Health & Safety Bulletin – Traffic Management – Sep 20

This Safety Bulletin highlights traffic management and associated risks whenever traffic flow between pedestrian and vehicle/forklift available around the workplace.

A person conducting business or undertaking must manage risks, so far as is reasonably practicable. This includes identification of workplace hazards (e.g. traffic hazards).

The following can help to identify traffic hazards:

  • Observe the workplace to identify areas where pedestrians and vehicles interact. Think about the floor plan and placement of overhead structures in your workplace, whether work is done close to public areas, when traffic volumes are higher, where potential blind spots are and if there are areas of poor visibility. Security footage may be useful if available.
  • Review work tasks, design and management. Monitor types and heights of vehicles, where loading and unloading occurs and the general needs of traffic, including parking, road surface and entering and exiting the workplace.
  • Ask your workers, visiting drivers and other pedestrians about traffic management problems they encounter at your workplace.
  • Review your incident and injury records, including near misses.

Assess risks—In many cases the risks and related control measures will be well known. In other cases, you may need to carry out a risk assessment to identify the nature of the harm that could be caused by the hazard, the likelihood of somebody being harmed by the hazard and how serious it could be.

A risk assessment can help you determine what action you should take to control the risks and how urgently the action needs to be taken.

Control the risks—implement the most effective control measure that is reasonably practicable in the circumstances and ensure it remains effective over time.

When implementing controls, the first thing that should be considered is whether a traffic hazard can be eliminated, for example through the removal of powered mobile plant and other vehicles from the workplace.

Substitution, isolation and engineering controls should then be considered. For example:

substitute the hazard for something safer: for example, swap trucks and forklifts with other load shifting equipment such as a walker stacker

isolate the risk from workers: including by isolating pedestrians from vehicles by using overhead walkways, and

engineering controls: such as fitting vehicles with devices such as reversing sensors and reversing cameras.

If a risk still remains, administrative control measures should be implemented.

Administrative control measures include processes such as training, instruction and supervision.

If the workplace is large with a high volume of traffic, or where carrying out work on or near public roads, a traffic management plan can help plan and communicate how the traffic risks will be managed.

A traffic management plan may include details of:

  • the desired flow of pedestrian and vehicle movements
  • the expected frequency of interaction of vehicles and pedestrians
  • illustrations of the layout of barriers, walkways, signs and general arrangements to warn and guide traffic around, past, or through a work site or temporary hazard, and
  • how short term, mobile work and complex traffic situations will be managed.

Personal protective equipment should be used to control any remaining risks.

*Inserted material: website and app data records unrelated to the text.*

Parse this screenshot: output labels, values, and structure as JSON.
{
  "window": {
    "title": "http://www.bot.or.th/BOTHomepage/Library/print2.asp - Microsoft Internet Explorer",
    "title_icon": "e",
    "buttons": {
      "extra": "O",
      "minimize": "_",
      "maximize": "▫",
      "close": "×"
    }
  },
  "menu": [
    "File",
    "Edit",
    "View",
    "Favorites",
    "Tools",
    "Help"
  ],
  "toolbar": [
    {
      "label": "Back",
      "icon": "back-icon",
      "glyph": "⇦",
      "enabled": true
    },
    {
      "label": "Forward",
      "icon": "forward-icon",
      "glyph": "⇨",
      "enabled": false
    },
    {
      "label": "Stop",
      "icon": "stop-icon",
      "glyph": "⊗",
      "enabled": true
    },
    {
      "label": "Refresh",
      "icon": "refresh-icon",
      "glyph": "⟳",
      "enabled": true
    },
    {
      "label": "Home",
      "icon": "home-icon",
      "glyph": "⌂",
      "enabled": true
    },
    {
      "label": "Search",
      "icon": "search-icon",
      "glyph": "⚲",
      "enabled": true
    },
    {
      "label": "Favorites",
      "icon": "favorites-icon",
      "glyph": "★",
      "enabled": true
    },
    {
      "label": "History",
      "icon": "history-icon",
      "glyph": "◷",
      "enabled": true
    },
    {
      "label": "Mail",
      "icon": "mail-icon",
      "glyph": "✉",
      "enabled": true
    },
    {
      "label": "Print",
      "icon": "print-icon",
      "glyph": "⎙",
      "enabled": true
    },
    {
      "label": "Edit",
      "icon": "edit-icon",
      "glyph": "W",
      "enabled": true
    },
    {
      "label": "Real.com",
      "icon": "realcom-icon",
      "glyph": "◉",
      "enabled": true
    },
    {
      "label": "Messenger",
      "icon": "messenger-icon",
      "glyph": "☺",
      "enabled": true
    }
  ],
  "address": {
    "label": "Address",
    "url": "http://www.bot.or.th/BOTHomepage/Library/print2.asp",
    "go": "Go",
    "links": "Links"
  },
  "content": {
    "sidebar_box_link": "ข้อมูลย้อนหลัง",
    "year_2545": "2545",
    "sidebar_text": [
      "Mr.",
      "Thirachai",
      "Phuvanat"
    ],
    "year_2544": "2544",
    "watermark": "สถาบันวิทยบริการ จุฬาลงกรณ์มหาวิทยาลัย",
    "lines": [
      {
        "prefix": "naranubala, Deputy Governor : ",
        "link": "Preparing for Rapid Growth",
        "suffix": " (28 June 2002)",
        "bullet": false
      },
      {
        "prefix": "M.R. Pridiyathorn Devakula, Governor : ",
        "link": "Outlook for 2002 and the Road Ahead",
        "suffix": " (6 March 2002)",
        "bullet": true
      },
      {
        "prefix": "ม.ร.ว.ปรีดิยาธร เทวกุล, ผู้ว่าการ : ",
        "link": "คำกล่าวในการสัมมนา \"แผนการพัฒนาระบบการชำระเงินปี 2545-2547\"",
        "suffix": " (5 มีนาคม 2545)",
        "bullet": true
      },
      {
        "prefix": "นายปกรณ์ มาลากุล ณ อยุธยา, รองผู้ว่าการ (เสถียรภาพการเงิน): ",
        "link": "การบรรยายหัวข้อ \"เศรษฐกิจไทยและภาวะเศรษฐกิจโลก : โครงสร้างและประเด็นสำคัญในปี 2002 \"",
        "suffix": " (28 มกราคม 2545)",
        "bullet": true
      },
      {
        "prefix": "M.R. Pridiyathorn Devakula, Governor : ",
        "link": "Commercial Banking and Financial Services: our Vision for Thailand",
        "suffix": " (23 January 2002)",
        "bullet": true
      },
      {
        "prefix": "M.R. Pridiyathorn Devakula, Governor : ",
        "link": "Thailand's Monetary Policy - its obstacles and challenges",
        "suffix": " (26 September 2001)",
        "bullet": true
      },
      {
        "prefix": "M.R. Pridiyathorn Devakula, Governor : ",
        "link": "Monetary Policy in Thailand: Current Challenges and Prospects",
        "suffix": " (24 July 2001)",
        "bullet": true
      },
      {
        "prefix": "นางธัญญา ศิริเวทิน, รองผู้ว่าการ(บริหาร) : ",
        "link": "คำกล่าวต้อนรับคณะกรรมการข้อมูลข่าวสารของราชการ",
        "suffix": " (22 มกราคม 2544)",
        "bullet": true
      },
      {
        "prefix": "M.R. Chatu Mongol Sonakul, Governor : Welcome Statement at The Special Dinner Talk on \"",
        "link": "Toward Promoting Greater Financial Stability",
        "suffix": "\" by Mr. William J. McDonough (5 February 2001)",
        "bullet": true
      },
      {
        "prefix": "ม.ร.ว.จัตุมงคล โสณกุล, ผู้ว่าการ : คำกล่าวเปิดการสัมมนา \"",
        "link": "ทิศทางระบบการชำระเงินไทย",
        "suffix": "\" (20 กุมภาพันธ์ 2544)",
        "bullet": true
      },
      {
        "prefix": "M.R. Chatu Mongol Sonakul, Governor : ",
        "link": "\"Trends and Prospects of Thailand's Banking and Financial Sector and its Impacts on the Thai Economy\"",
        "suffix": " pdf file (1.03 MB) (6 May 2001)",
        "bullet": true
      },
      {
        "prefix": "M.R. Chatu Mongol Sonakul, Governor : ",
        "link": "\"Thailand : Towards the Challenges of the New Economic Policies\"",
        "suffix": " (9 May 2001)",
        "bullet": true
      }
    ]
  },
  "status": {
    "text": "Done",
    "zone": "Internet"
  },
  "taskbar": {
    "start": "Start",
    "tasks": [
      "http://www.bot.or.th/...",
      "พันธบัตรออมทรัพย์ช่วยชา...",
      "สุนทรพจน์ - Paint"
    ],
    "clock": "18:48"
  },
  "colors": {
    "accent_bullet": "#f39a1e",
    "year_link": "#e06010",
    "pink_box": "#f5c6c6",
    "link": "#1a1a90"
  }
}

For example, high-visibility vests so that workers are easily visible in the workplace.

The risk controls you have implemented should be monitored and reviewed to ensure they remain effective.